**About this exercise:** In the data below, find every line with the string "title" and pull it out.
Material shown Block Start
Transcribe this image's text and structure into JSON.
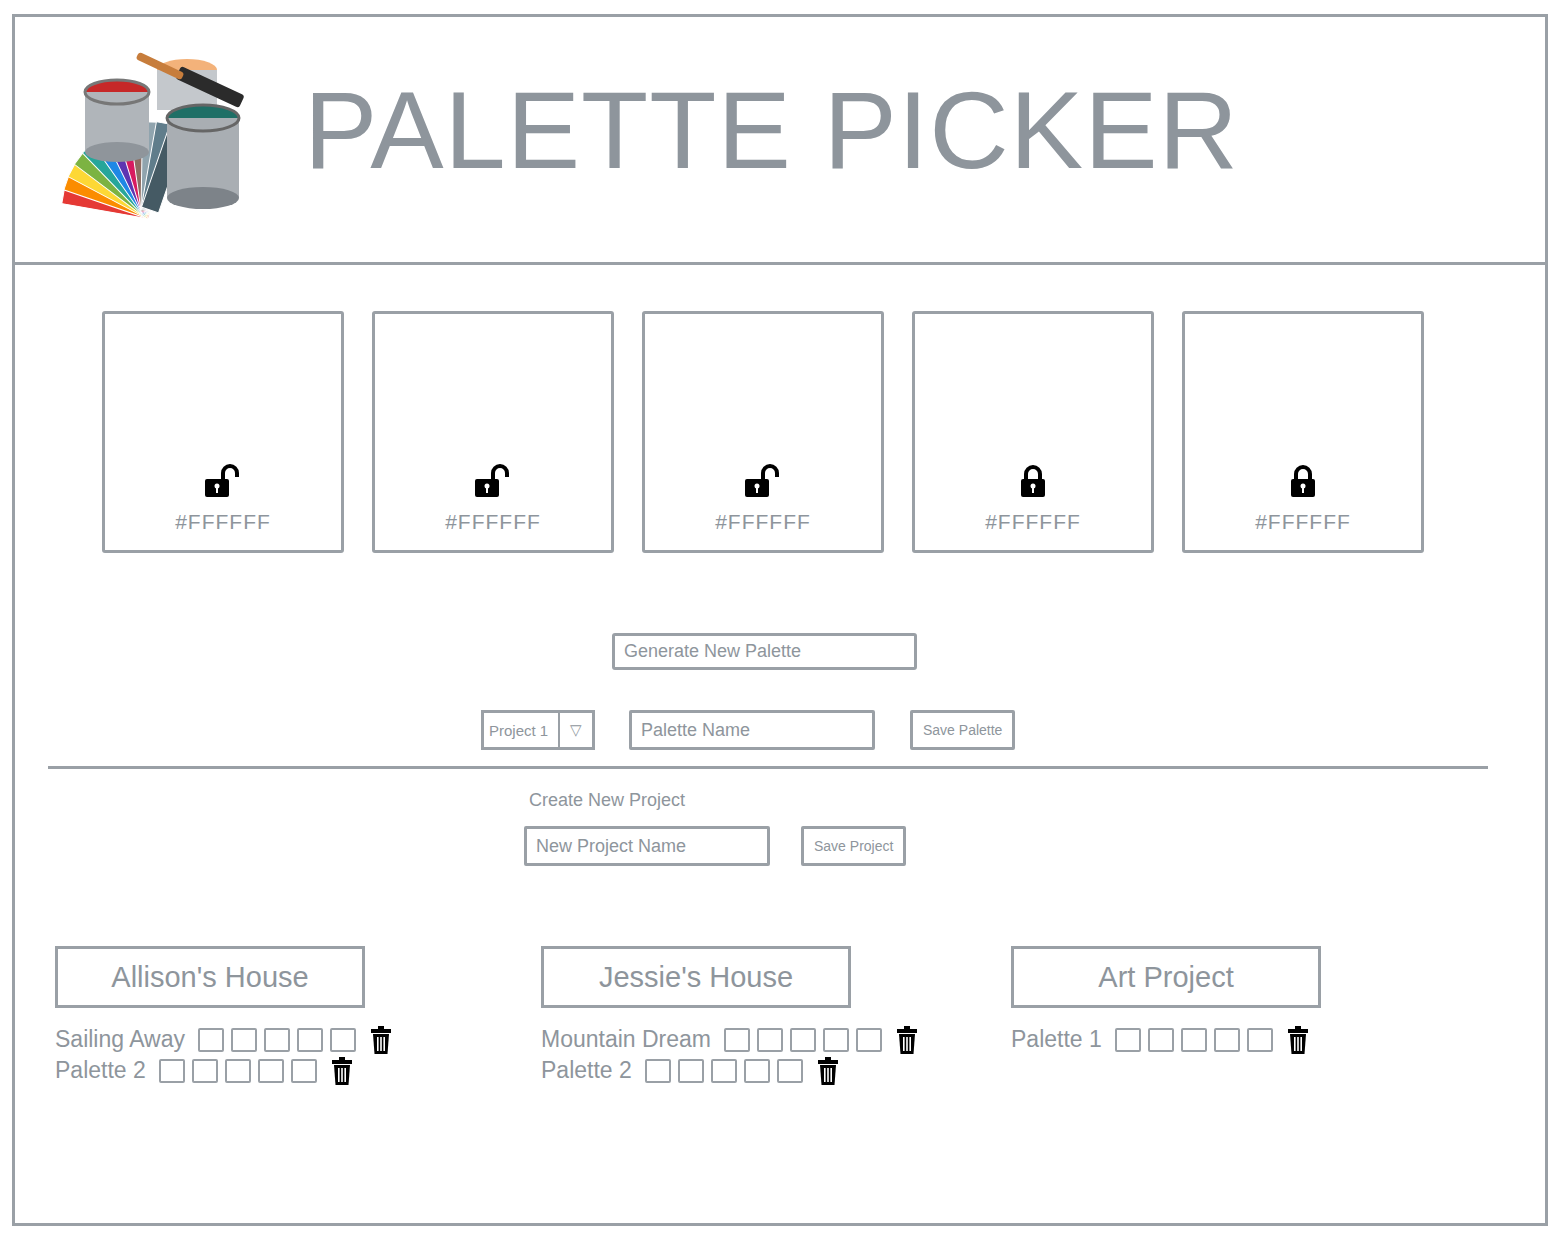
{
  "app": {
    "title": "PALETTE PICKER"
  },
  "swatches": [
    {
      "hex": "#FFFFFF",
      "locked": false
    },
    {
      "hex": "#FFFFFF",
      "locked": false
    },
    {
      "hex": "#FFFFFF",
      "locked": false
    },
    {
      "hex": "#FFFFFF",
      "locked": true
    },
    {
      "hex": "#FFFFFF",
      "locked": true
    }
  ],
  "generate_button": "Generate New Palette",
  "save_palette": {
    "project_select": {
      "value": "Project 1",
      "arrow": "▽"
    },
    "name_placeholder": "Palette Name",
    "button": "Save Palette"
  },
  "create_project": {
    "heading": "Create New Project",
    "name_placeholder": "New Project Name",
    "button": "Save Project"
  },
  "projects": [
    {
      "name": "Allison's House",
      "palettes": [
        {
          "name": "Sailing Away",
          "colors": [
            "#FFFFFF",
            "#FFFFFF",
            "#FFFFFF",
            "#FFFFFF",
            "#FFFFFF"
          ]
        },
        {
          "name": "Palette 2",
          "colors": [
            "#FFFFFF",
            "#FFFFFF",
            "#FFFFFF",
            "#FFFFFF",
            "#FFFFFF"
          ]
        }
      ]
    },
    {
      "name": "Jessie's House",
      "palettes": [
        {
          "name": "Mountain Dream",
          "colors": [
            "#FFFFFF",
            "#FFFFFF",
            "#FFFFFF",
            "#FFFFFF",
            "#FFFFFF"
          ]
        },
        {
          "name": "Palette 2",
          "colors": [
            "#FFFFFF",
            "#FFFFFF",
            "#FFFFFF",
            "#FFFFFF",
            "#FFFFFF"
          ]
        }
      ]
    },
    {
      "name": "Art Project",
      "palettes": [
        {
          "name": "Palette 1",
          "colors": [
            "#FFFFFF",
            "#FFFFFF",
            "#FFFFFF",
            "#FFFFFF",
            "#FFFFFF"
          ]
        }
      ]
    }
  ]
}
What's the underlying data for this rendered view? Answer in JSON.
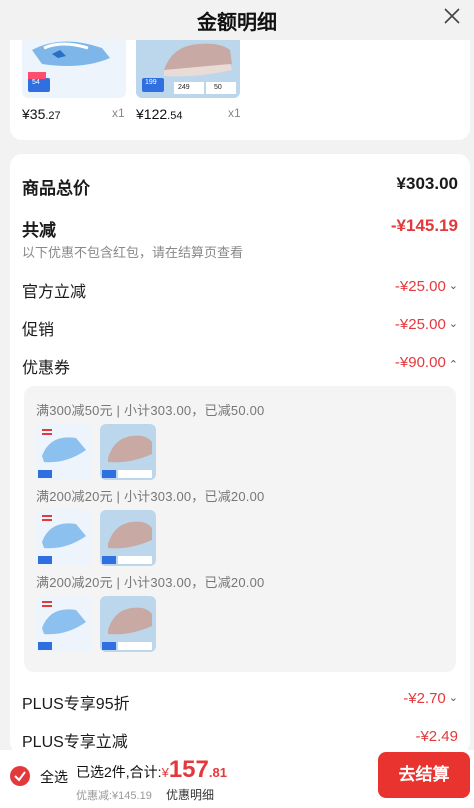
{
  "header": {
    "title": "金额明细"
  },
  "products": [
    {
      "price_int": "¥35",
      "price_dec": ".27",
      "qty": "x1",
      "badge": "54"
    },
    {
      "price_int": "¥122",
      "price_dec": ".54",
      "qty": "x1",
      "badge": "199",
      "thumb_num1": "249",
      "thumb_num2": "50"
    }
  ],
  "summary": {
    "total_label": "商品总价",
    "total_value": "¥303.00",
    "discount_label": "共减",
    "discount_value": "-¥145.19",
    "discount_note": "以下优惠不包含红包，请在结算页查看",
    "items": [
      {
        "label": "官方立减",
        "value": "-¥25.00"
      },
      {
        "label": "促销",
        "value": "-¥25.00"
      },
      {
        "label": "优惠券",
        "value": "-¥90.00"
      }
    ]
  },
  "coupons": [
    {
      "text": "满300减50元 | 小计303.00，已减50.00"
    },
    {
      "text": "满200减20元 | 小计303.00，已减20.00"
    },
    {
      "text": "满200减20元 | 小计303.00，已减20.00"
    }
  ],
  "plus": [
    {
      "label": "PLUS专享95折",
      "value": "-¥2.70"
    },
    {
      "label": "PLUS专享立减",
      "value": "-¥2.49"
    }
  ],
  "bottom": {
    "select_all": "全选",
    "selected": "已选2件,合计:",
    "currency": "¥",
    "total_int": "157",
    "total_dec": ".81",
    "discount_note": "优惠减:¥145.19",
    "detail_link": "优惠明细",
    "checkout": "去结算"
  },
  "colors": {
    "accent": "#e4393c",
    "button": "#e8332f",
    "background": "#f2f2f2"
  }
}
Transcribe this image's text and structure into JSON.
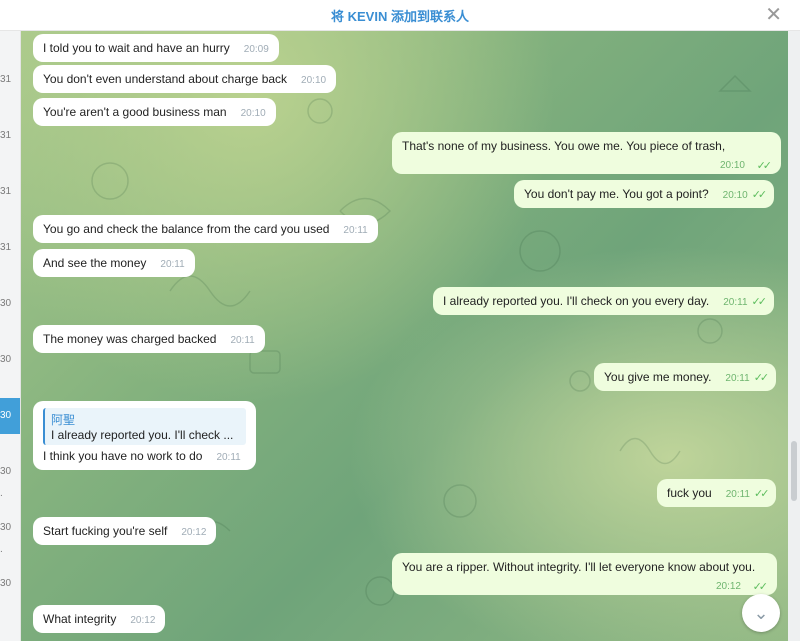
{
  "header": {
    "title": "将 KEVIN 添加到联系人",
    "close_icon": "close-icon"
  },
  "left_strip": {
    "marks": [
      "31",
      "31",
      "31",
      "31",
      "31",
      "30",
      "30",
      "30",
      "30",
      ".",
      "30",
      ".",
      "30"
    ]
  },
  "messages": [
    {
      "dir": "in",
      "text": "I told you to wait and have an hurry",
      "time": "20:09"
    },
    {
      "dir": "in",
      "text": "You don't even understand about charge back",
      "time": "20:10"
    },
    {
      "dir": "in",
      "text": "You're aren't a good business man",
      "time": "20:10"
    },
    {
      "dir": "out",
      "text": "That's none of my business. You owe me. You piece of trash,",
      "time": "20:10"
    },
    {
      "dir": "out",
      "text": "You don't pay me. You got a point?",
      "time": "20:10"
    },
    {
      "dir": "in",
      "text": "You go and check the balance from the card you used",
      "time": "20:11"
    },
    {
      "dir": "in",
      "text": "And see the money",
      "time": "20:11"
    },
    {
      "dir": "out",
      "text": "I already reported you. I'll check on you every day.",
      "time": "20:11"
    },
    {
      "dir": "in",
      "text": "The money was charged backed",
      "time": "20:11"
    },
    {
      "dir": "out",
      "text": "You give me money.",
      "time": "20:11"
    },
    {
      "dir": "in",
      "reply_name": "阿聖",
      "reply_text": "I already reported you. I'll check ...",
      "text": "I think you have no work to do",
      "time": "20:11"
    },
    {
      "dir": "out",
      "text": "fuck you",
      "time": "20:11"
    },
    {
      "dir": "in",
      "text": "Start fucking you're self",
      "time": "20:12"
    },
    {
      "dir": "out",
      "text": "You are a ripper. Without integrity. I'll let everyone know about you.",
      "time": "20:12"
    },
    {
      "dir": "in",
      "text": "What integrity",
      "time": "20:12"
    }
  ],
  "read_check": "✓✓",
  "scroll_down_icon": "chevron-down-icon",
  "scroll_down_glyph": "⌄",
  "close_glyph": "✕"
}
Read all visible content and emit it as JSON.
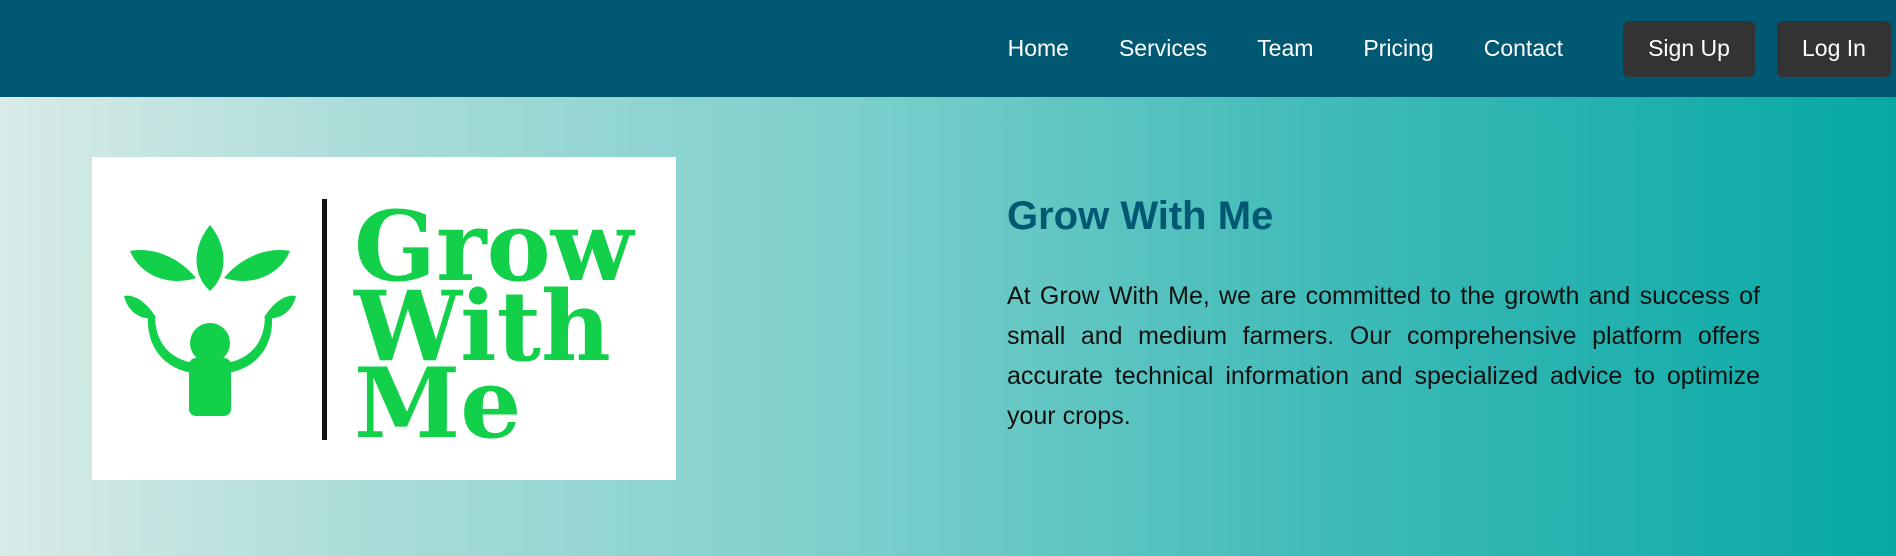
{
  "nav": {
    "links": [
      "Home",
      "Services",
      "Team",
      "Pricing",
      "Contact"
    ],
    "signup_label": "Sign Up",
    "login_label": "Log In"
  },
  "hero": {
    "logo": {
      "icon": "sprout-person-icon",
      "wordmark": [
        "Grow",
        "With",
        "Me"
      ]
    },
    "title": "Grow With Me",
    "description": "At Grow With Me, we are committed to the growth and success of small and medium farmers. Our comprehensive platform offers accurate technical information and specialized advice to optimize your crops."
  },
  "colors": {
    "navbar": "#015872",
    "button": "#333333",
    "title": "#015872",
    "logo_green": "#12d04a",
    "gradient_start": "#d9ebe8",
    "gradient_end": "#06a8a5"
  }
}
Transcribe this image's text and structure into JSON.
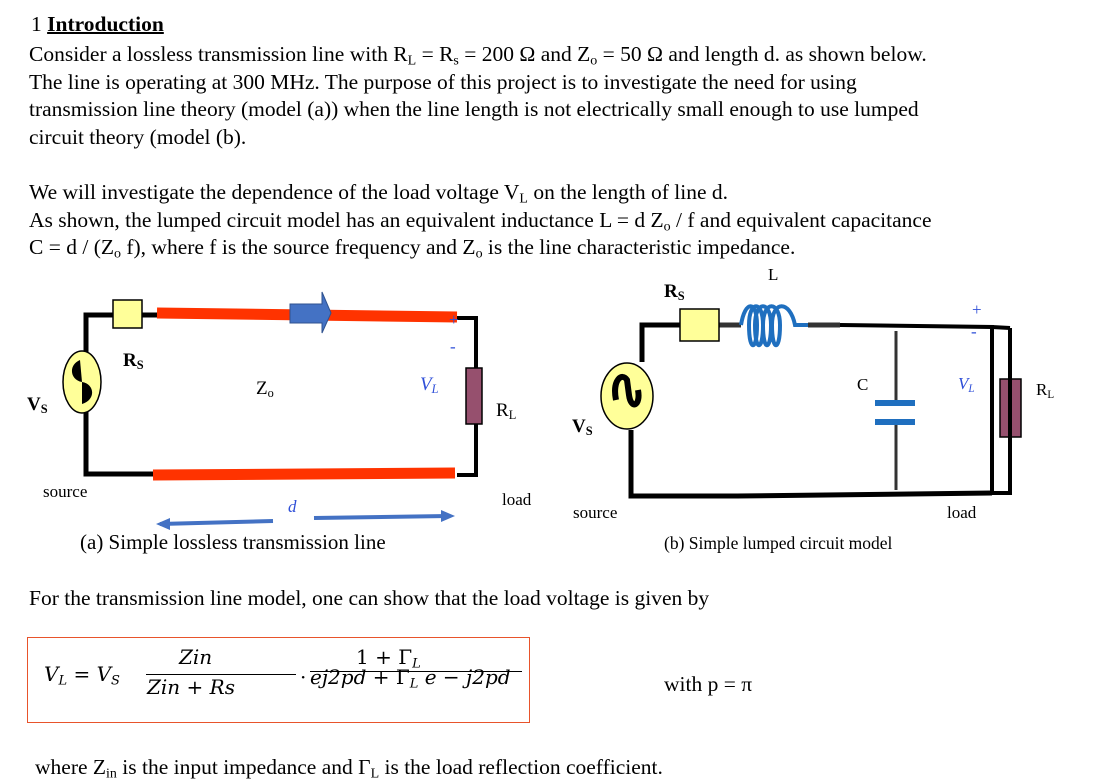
{
  "heading": {
    "number": "1",
    "title": "Introduction"
  },
  "intro_lines": [
    "Consider a lossless transmission line with R",
    "The line is operating at 300 MHz.  The purpose of this project is to investigate the need for using",
    "transmission line theory (model (a)) when the line length is not electrically small enough to use lumped",
    "circuit theory (model (b)."
  ],
  "intro_line1": {
    "p1": "Consider a lossless transmission line with R",
    "sub_l": "L",
    "p2": " = R",
    "sub_s": "s",
    "p3": " = 200 Ω and Z",
    "sub_o": "o",
    "p4": " = 50 Ω and length d. as shown below."
  },
  "para2": {
    "line1_a": "We will investigate the dependence of the load voltage V",
    "line1_sub": "L",
    "line1_b": " on the length of line d.",
    "line2_a": "As shown, the lumped circuit model has an equivalent inductance L = d Z",
    "line2_sub": "o",
    "line2_b": " / f and equivalent capacitance",
    "line3_a": "C = d / (Z",
    "line3_sub": "o",
    "line3_b": " f), where f is the source frequency and Z",
    "line3_sub2": "o",
    "line3_c": " is the line characteristic impedance."
  },
  "figure_a": {
    "source_label": "V",
    "source_sub": "S",
    "rs_label": "R",
    "rs_sub": "S",
    "z_label": "Z",
    "z_sub": "o",
    "vl_label": "V",
    "vl_sub": "L",
    "plus": "+",
    "minus": "-",
    "rl_label": "R",
    "rl_sub": "L",
    "source_text": "source",
    "load_text": "load",
    "d_label": "d",
    "caption": "(a) Simple lossless transmission line",
    "colors": {
      "line": "#ff3300",
      "arrow": "#4472c4",
      "resistor_s": "#ffff99",
      "resistor_l": "#96506e"
    }
  },
  "figure_b": {
    "source_label": "V",
    "source_sub": "S",
    "rs_label": "R",
    "rs_sub": "S",
    "l_label": "L",
    "c_label": "C",
    "vl_label": "V",
    "vl_sub": "L",
    "plus": "+",
    "minus": "-",
    "rl_label": "R",
    "rl_sub": "L",
    "source_text": "source",
    "load_text": "load",
    "caption": "(b) Simple lumped circuit model",
    "colors": {
      "inductor": "#1f6fbf",
      "capacitor": "#1f6fbf"
    }
  },
  "para3": "For the transmission line model, one can show that the load voltage is given by",
  "equation": {
    "lhs": "V",
    "lhs_sub": "L",
    "eq": " = ",
    "vs": "V",
    "vs_sub": "S",
    "frac1_num": "Z",
    "frac1_num_sub": "in",
    "frac1_den_a": "Z",
    "frac1_den_sub": "in",
    "frac1_den_b": " + Rs",
    "dot": "·",
    "frac2_num": "1 + Γ",
    "frac2_num_sub": "L",
    "frac2_den_a": "e",
    "frac2_den_sup": "j2pd",
    "frac2_den_b": " + Γ",
    "frac2_den_sub": "L",
    "frac2_den_c": " e",
    "frac2_den_sup2": " − j2pd"
  },
  "with_text": "with p = π",
  "where": {
    "a": "where  Z",
    "sub_in": "in",
    "b": " is the input impedance and Γ",
    "sub_l": "L",
    "c": "   is the load reflection coefficient."
  }
}
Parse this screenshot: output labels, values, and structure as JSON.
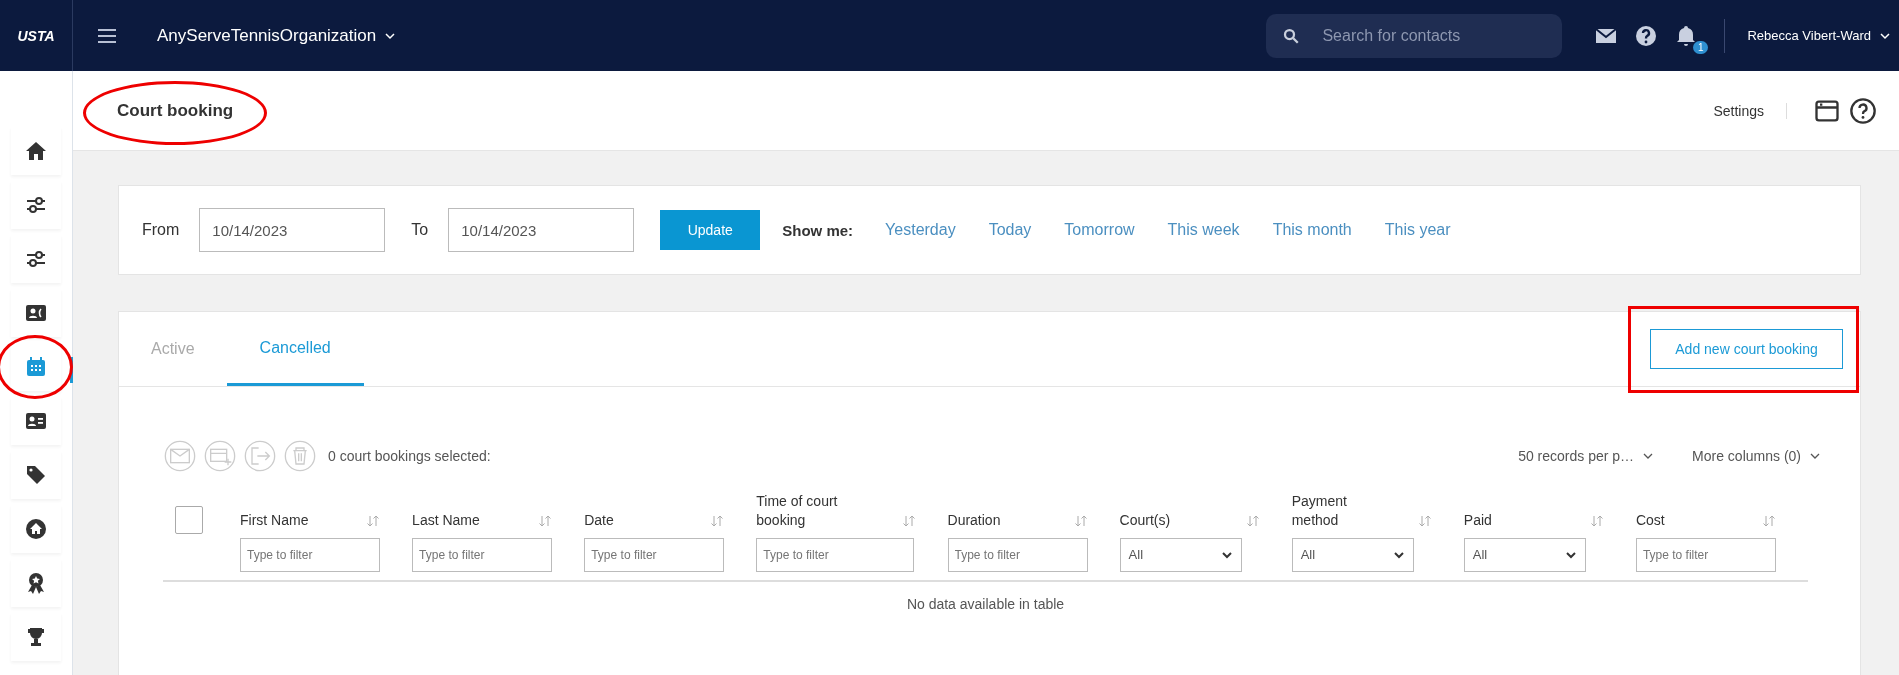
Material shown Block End
**Output:**
    "title": "PALETTE PICKER"
    "title": "金额明细"
    "title": "将 KEVIN 添加到联系人",
    "title": "Grow With Me",
    "title": "#015872",
    "title": "Introduction"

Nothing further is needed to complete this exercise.